Soon after their arrival in Australia, the Pasteur Mission was contacted by Arthur Devlin, a grazier who owned several properties that were affected by a sheep disease known as Cumberland Disease. They agreed to look into this matter while they were in Australia, and within a couple of months the Pasteur Mission announced that they had successfully made a culture of Bacillus Anthracis from the blood of a sheep that had died of Cumberland Disease. As a result of this, it was proposed to proceed to a trial of Pasteur's Anthrax Vaccine.

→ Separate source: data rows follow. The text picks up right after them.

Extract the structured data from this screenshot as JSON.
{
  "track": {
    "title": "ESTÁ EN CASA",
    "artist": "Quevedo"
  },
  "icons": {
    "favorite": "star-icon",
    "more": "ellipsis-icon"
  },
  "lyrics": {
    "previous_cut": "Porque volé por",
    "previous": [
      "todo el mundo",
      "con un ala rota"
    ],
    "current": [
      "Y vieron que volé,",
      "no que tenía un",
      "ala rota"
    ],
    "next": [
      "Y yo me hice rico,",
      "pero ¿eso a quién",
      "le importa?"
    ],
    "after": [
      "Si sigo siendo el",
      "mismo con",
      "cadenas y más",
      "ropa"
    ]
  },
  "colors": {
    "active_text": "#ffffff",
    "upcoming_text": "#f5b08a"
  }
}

The trial was held under the supervision of two graziers and three government officials at Junee Junction during September and October 1888. The trial was undertaken on thirty-nine sheep and six head of cattle. It was a complete success: all vaccinated animals remained in very good health, whereas all nineteen unprotected sheep and one of the two non-vaccinated cows died within a few days.
The success of the Anthrax Vaccine trial prompted the Government to offer Loir a laboratory and assistants to manufacture the vaccine, which would then be sold to graziers. It was some time, however, before this proposition led to concrete results.
Cover illustration from Loir, Adrien, Pasteur's Vaccine of Anthrax in Australia: as a preventative against Cumberland Disease in sheep, cattle and horses, published c.1891, Sydney, held in National Library of Australia, Canberra.